Oscar-winning documentary filmmaker, James Moll, has unveiled an advance trailer and website for his latest film, 'Farmland.'
A bill to overhaul state energy standards has been introduced in the Statehouse by Sen. William Seitz.
JEDD and JEDZ projects have become quite popular with local governments, but what do they really do?
In order to support a transparent discussion about the challenges and opportunities facing the organization, here is a look at what is being considered and why.
Landowners are often faced with drainage issues. This is why Ohio Farm Bureau is currently engaged with the County Commissioner’s Association of Ohio and other stakeholders in reviewing Ohio’s drainage laws. We hope you can take a few minutes to provide your input as a farmer or landowner. The survey is online and will take only a few minutes to complete.
Ohio Farm Bureau is teaming up with 4-H and FFA for the second year on a program that will teach high school students how to take action in the government process. The Ohio Youth Capitol Challenge program will take place Feb. 18-19 in Columbus. Forty high school students from across the state will be chosen to participate in the 1 ½ day-long policy development program.
There are a lot things happening at Ohio Farm Bureau’s 95th Annual Meeting Dec. 4 - 6. Here is a compilation of everything you need to know.
With the 2013 Farm Bill negotiations underway, U.S. Sen. Sherrod Brown held a news conference call with Ohio Farm Bureau's Jack Fisher and Ohio Association of Foodbanks' Lisa Hamler-Fugitt. During the call, Brown highlighted current negotiations and discussed key provisions that overhaul the farm safety net, bolster rural economic development, support bio-based manufacturing, and ensure access to healthy and affordable food.
Showing school kids where their food comes from is very important, but few teachers have expertise in agriculture, and it is tough to fund field trips and other learning opportunities. This is where the Ag Is Cool program can help.
Follow the latest updates from Ohio Farm Bureau's 95th Annual Meeting, Dec. 4-6, 2013.
Latham and Katie Farley of Clayton were recently elected chairs of the Ohio Farm Bureau Young Agricultural Professional Advisory Team. The Farleys will lead the team in developing and directing programs, activities and contests for Ohio Farm Bureau’s Young Ag Professionals program.
County Farm Bureau membership kick-offs will begin early in 2014. If you’ve never been to one of these events, there are plenty of opportunities to do so. Find the dates for each county here.
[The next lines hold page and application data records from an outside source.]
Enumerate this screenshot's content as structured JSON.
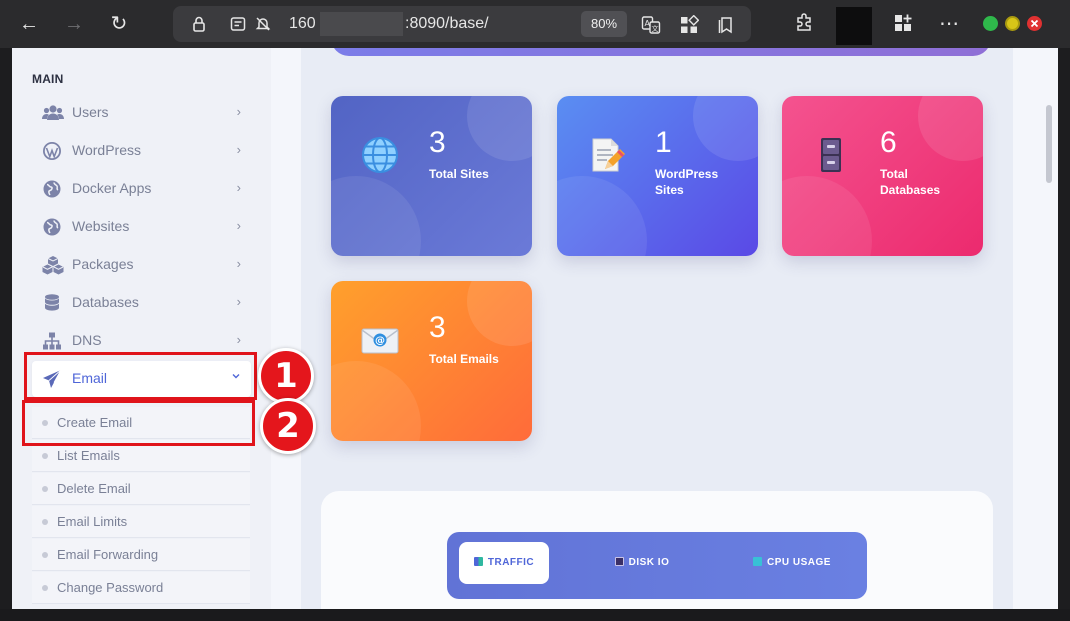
{
  "browser": {
    "url_prefix": "160",
    "url_suffix": ":8090/base/",
    "zoom": "80%"
  },
  "sidebar": {
    "section_label": "MAIN",
    "items": [
      {
        "label": "Users",
        "icon": "users-icon"
      },
      {
        "label": "WordPress",
        "icon": "wordpress-icon"
      },
      {
        "label": "Docker Apps",
        "icon": "globe-icon"
      },
      {
        "label": "Websites",
        "icon": "globe-icon"
      },
      {
        "label": "Packages",
        "icon": "cubes-icon"
      },
      {
        "label": "Databases",
        "icon": "database-icon"
      },
      {
        "label": "DNS",
        "icon": "sitemap-icon"
      },
      {
        "label": "Email",
        "icon": "paper-plane-icon",
        "active": true
      }
    ],
    "email_submenu": [
      {
        "label": "Create Email"
      },
      {
        "label": "List Emails"
      },
      {
        "label": "Delete Email"
      },
      {
        "label": "Email Limits"
      },
      {
        "label": "Email Forwarding"
      },
      {
        "label": "Change Password"
      }
    ]
  },
  "stats": [
    {
      "value": "3",
      "label": "Total Sites",
      "icon": "globe-icon",
      "colors": [
        "#5264c4",
        "#6b7ad8"
      ]
    },
    {
      "value": "1",
      "label": "WordPress Sites",
      "icon": "document-pen-icon",
      "colors": [
        "#5a8ef2",
        "#5a49e6"
      ]
    },
    {
      "value": "6",
      "label": "Total Databases",
      "icon": "file-cabinet-icon",
      "colors": [
        "#f4538f",
        "#ec2a6e"
      ]
    },
    {
      "value": "3",
      "label": "Total Emails",
      "icon": "envelope-icon",
      "colors": [
        "#ffa02c",
        "#ff6b3a"
      ]
    }
  ],
  "graph_tabs": [
    {
      "label": "TRAFFIC",
      "active": true
    },
    {
      "label": "DISK IO"
    },
    {
      "label": "CPU USAGE"
    }
  ],
  "annotations": [
    {
      "number": "1"
    },
    {
      "number": "2"
    }
  ],
  "colors": {
    "highlight": "#e0141b",
    "accent": "#4f66d8"
  }
}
Mark Sanborn, a nationally recognized speaker and author, kicked off the first-ever Ohio Farm and Food Leadership Forum with a message that resonated with Ohio Farm Bureau’s mission to forge a partnership between farmers and consumers.
In their addresses to delegates at the annual meeting, both Ohio Farm Bureau President Steve Hirsch and Executive Vice President Jack Fisher discussed the need to consider a new membership model.
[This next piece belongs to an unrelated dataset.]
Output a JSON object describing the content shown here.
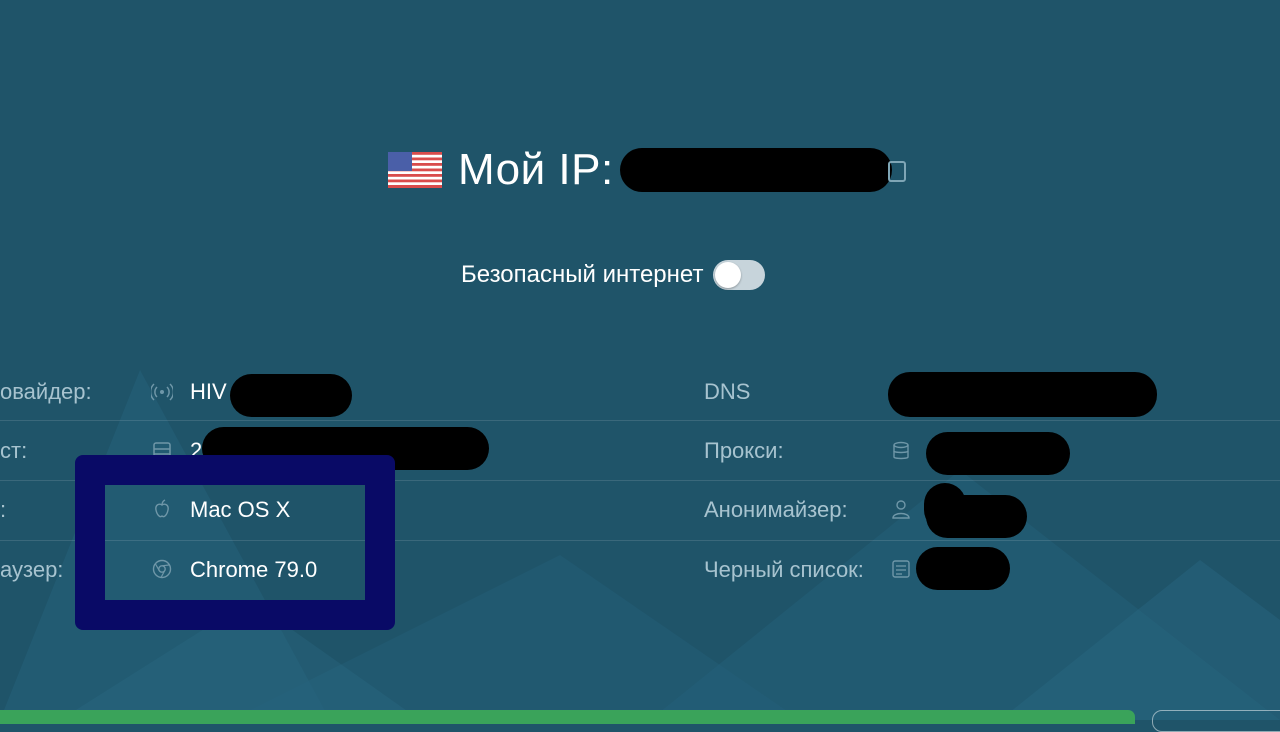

During his remarks to annual meeting delegates, Nationwide CEO Steve Rasmussen emphasized the insurance company’s continued commitment to working with Farm Bureau.
Farm Bureau delegates reviewed a new membership model proposal from the organization's state code committee before calling for a committee to further study the issue.
The RFS target initially set for 2014 was 18.5 billion gallons, up from 16.55 billion gallons this year. EPA is proposing reducing that target to 15.2 billion gallons of renewable fuels, a move large oil companies strongly support.